World markets plummeted, then surged, following the surprising outcome of a national vote that—at least momentarily—caught investors flat-footed. Now, markets are trying hard to gauge how the political uncertainty will play out in the long term.
The scenario describes Donald Trump's big electoral victory this week, but it also fits the bill of another political earthquake that took place earlier this year. Many have compared Trump's win, and the market's head-spinning volatility, to the United Kingdom's vote to exit the European Union (which Trump himself once predicted).
"This was like a Brexit, but it was an American Brexit —it was faster, it was stronger, and it's more robust," Dennis Davitt, managing director at Harvest Volatility Management, told CNBC this week.
Interestingly, both market bounces can be explained by investment managers' quest for impressive, or at least passable, performance.
"As the market moves higher, even if you think the market's going to go to zero next year, you've got to be in, because you care about your performance," Matt Maley, equity strategist and technical analyst at Miller Tabak, told CNBC's "Trading Nation" this week.
"Whether you're behind and you're trying to play catch-up, but even if you're ahead, you've got to stay ahead of the market," he added.
Managers who have lagged the market in a given year tend to have a tough time convincing clients that they continue to deserve their fees. And when stocks drop, they may spot a golden opportunity to play catch-up.

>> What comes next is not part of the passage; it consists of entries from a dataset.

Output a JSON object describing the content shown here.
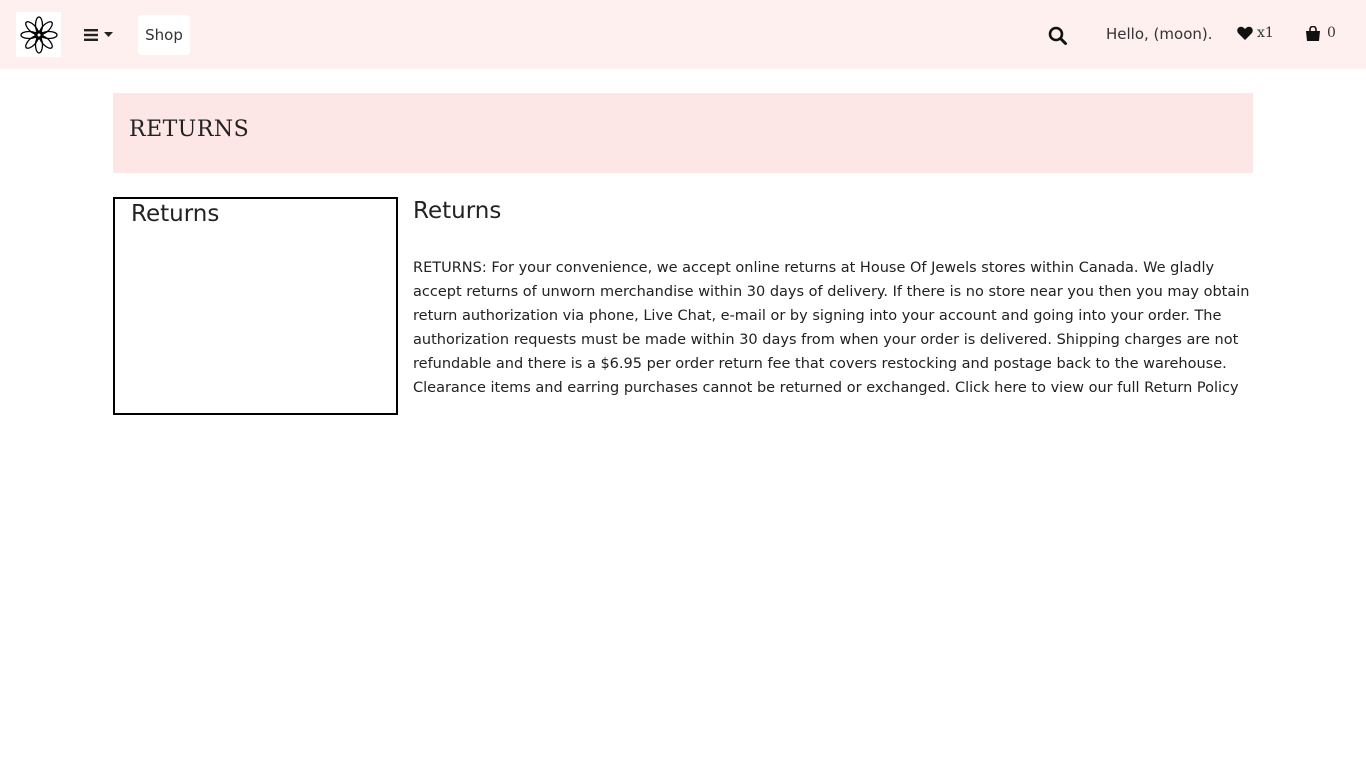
{
  "header": {
    "logo_icon": "mandala-logo-icon",
    "menu_icon": "hamburger-menu-icon",
    "caret_icon": "caret-down-icon",
    "shop_label": "Shop",
    "search_icon": "search-icon",
    "greeting": "Hello, (moon).",
    "wishlist_icon": "heart-icon",
    "wishlist_count": "x1",
    "cart_icon": "shopping-bag-icon",
    "cart_count": "0"
  },
  "page": {
    "banner_title": "RETURNS",
    "sidebar_title": "Returns",
    "content_title": "Returns",
    "body_text": "RETURNS: For your convenience, we accept online returns at House Of Jewels stores within Canada. We gladly accept returns of unworn merchandise within 30 days of delivery. If there is no store near you then you may obtain return authorization via phone, Live Chat, e-mail or by signing into your account and going into your order. The authorization requests must be made within 30 days from when your order is delivered. Shipping charges are not refundable and there is a $6.95 per order return fee that covers restocking and postage back to the warehouse. Clearance items and earring purchases cannot be returned or exchanged.",
    "link_text": "Click here to view our full Return Policy"
  },
  "colors": {
    "header_bg": "#fdf0ef",
    "banner_bg": "#fde6e6"
  }
}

Last week, the Dow Jones Industrial Average managed to rise more than 5 percent on the week, for its best weekly performance in nearly five years. The benchmark hit an all-time high on Thursday.
Interestingly, the post-election bounce is not entirely unusual.
"U.S. equities are following the playbook of close elections we have noted previously: a building risk premium in the run up to; and a rally after," Deutsche Bank chief global strategist Binky Chadha wrote in a note this week. He added that growth could continue, and the S&P 500 Index could rally 4 to 8 percent, in line with historical "post close election pattern."
Indeed, volatility expectations fell considerably after spiking in the week prior to the election.
Davitt noted how "wrong" the options market and some experts were in forecasting the U.S. election's eventual.
"Volatility spiked, but volatility going into the election kind of came off," Davitt said.
Going forward, however, Maley is cautious. After a post-election bounce that may have been juiced by performance anxiety, he recommends staying "nimble" in the near-term.
"Next week should be a VERY, VERY important week," Maley wrote in a Friday note to clients.
"If the market can hold up well...and if certain issues like the ones facing the emerging markets lead investors towards U.S. assets...we could still see more upside movement between now & the end of the year."
In that case, the market's performance fear will only increase, Maley added — particularly with the end of the year so close at hand.